- WHAT NEEDS TO BE DONE: Would you filter the listing below so that only lines with the word "value" remain?

- DATA SHOWN:
◆ ◆ ◆ ◆ ◆ ◆ ◆

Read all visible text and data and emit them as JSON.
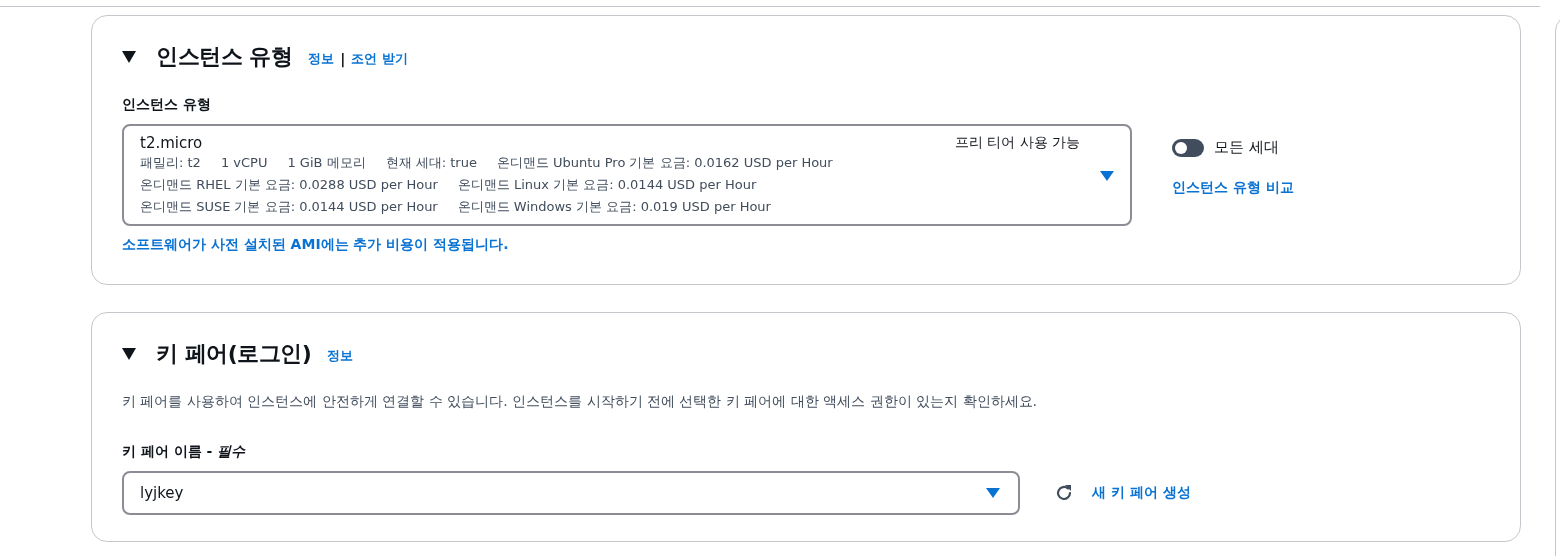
{
  "instance_type_section": {
    "title": "인스턴스 유형",
    "expanded": true,
    "links": [
      "정보",
      "조언 받기"
    ],
    "link_separator": "|",
    "field_label": "인스턴스 유형",
    "select": {
      "value": "t2.micro",
      "badge": "프리 티어 사용 가능",
      "detail_rows": [
        [
          "패밀리: t2",
          "1 vCPU",
          "1 GiB 메모리",
          "현재 세대: true",
          "온디맨드 Ubuntu Pro 기본 요금: 0.0162 USD per Hour"
        ],
        [
          "온디맨드 RHEL 기본 요금: 0.0288 USD per Hour",
          "온디맨드 Linux 기본 요금: 0.0144 USD per Hour"
        ],
        [
          "온디맨드 SUSE 기본 요금: 0.0144 USD per Hour",
          "온디맨드 Windows 기본 요금: 0.019 USD per Hour"
        ]
      ]
    },
    "toggle": {
      "label": "모든 세대",
      "on": false
    },
    "compare_link": "인스턴스 유형 비교",
    "note": "소프트웨어가 사전 설치된 AMI에는 추가 비용이 적용됩니다."
  },
  "key_pair_section": {
    "title": "키 페어(로그인)",
    "expanded": true,
    "links": [
      "정보"
    ],
    "description": "키 페어를 사용하여 인스턴스에 안전하게 연결할 수 있습니다. 인스턴스를 시작하기 전에 선택한 키 페어에 대한 액세스 권한이 있는지 확인하세요.",
    "field_label": "키 페어 이름 - *필수*",
    "select": {
      "value": "lyjkey"
    },
    "create_link": "새 키 페어 생성"
  }
}
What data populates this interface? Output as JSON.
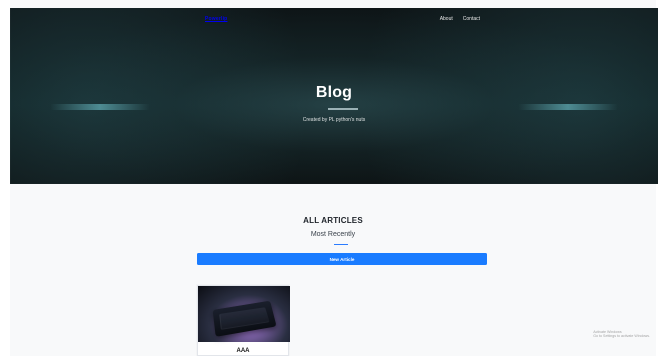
{
  "nav": {
    "brand": "Powerlip",
    "links": [
      "About",
      "Contact"
    ]
  },
  "hero": {
    "title": "Blog",
    "subtitle": "Created by PL python's nuts"
  },
  "articles": {
    "heading": "ALL ARTICLES",
    "subheading": "Most Recently",
    "new_button": "New Article",
    "items": [
      {
        "title": "AAA"
      }
    ]
  },
  "watermark": {
    "line1": "Activate Windows",
    "line2": "Go to Settings to activate Windows."
  },
  "colors": {
    "primary": "#1a7cff",
    "hero_dark": "#0e1517",
    "page_bg": "#f8f9fa"
  }
}
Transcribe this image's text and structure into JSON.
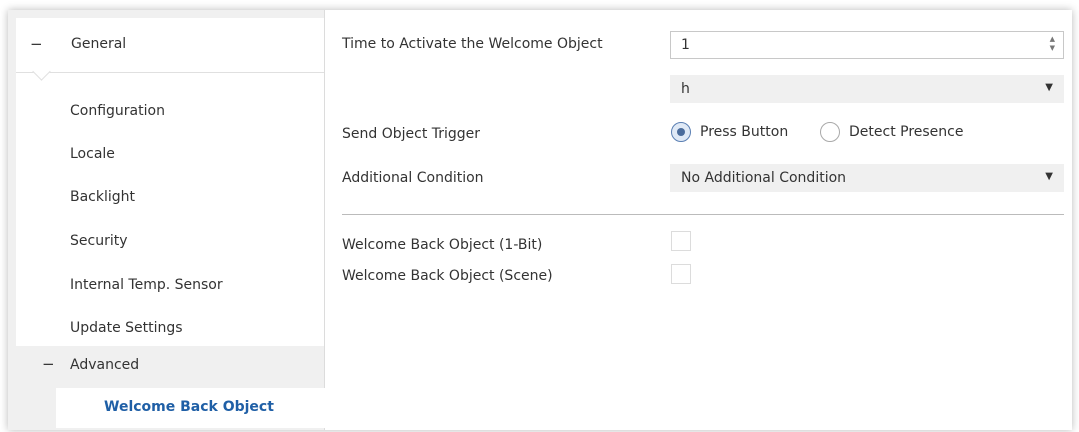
{
  "sidebar": {
    "header": {
      "toggle": "−",
      "label": "General"
    },
    "items": [
      {
        "label": "Configuration"
      },
      {
        "label": "Locale"
      },
      {
        "label": "Backlight"
      },
      {
        "label": "Security"
      },
      {
        "label": "Internal Temp. Sensor"
      },
      {
        "label": "Update Settings"
      }
    ],
    "advanced": {
      "toggle": "−",
      "label": "Advanced"
    },
    "selected_item": {
      "label": "Welcome Back Object"
    }
  },
  "params": {
    "time_to_activate": {
      "label": "Time to Activate the Welcome Object",
      "value": "1"
    },
    "time_unit": {
      "value": "h"
    },
    "send_object_trigger": {
      "label": "Send Object Trigger",
      "options": [
        {
          "label": "Press Button",
          "selected": true
        },
        {
          "label": "Detect Presence",
          "selected": false
        }
      ]
    },
    "additional_condition": {
      "label": "Additional Condition",
      "value": "No Additional Condition"
    },
    "welcome_back_1bit": {
      "label": "Welcome Back Object (1-Bit)",
      "checked": false
    },
    "welcome_back_scene": {
      "label": "Welcome Back Object (Scene)",
      "checked": false
    }
  },
  "icons": {
    "spin_up": "▲",
    "spin_down": "▼",
    "dropdown": "▼"
  },
  "colors": {
    "selected_text": "#1f5fa6",
    "sidebar_bg": "#f0f0f0",
    "select_bg": "#f0f0f0"
  }
}
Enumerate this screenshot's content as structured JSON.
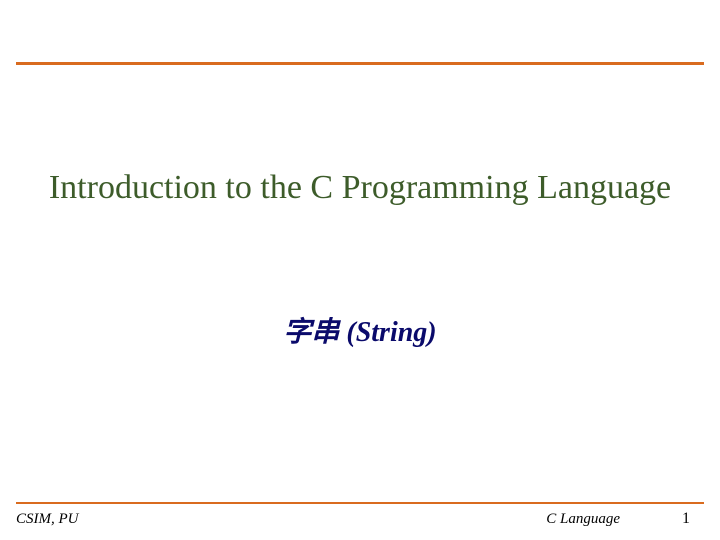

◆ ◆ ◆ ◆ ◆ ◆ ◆

- YOUR SOLUTION:
      "value": "t2.micro",
      "value": "lyjkey"
      "value": "1"
      "value": "h"
      "value": "No Additional Condition"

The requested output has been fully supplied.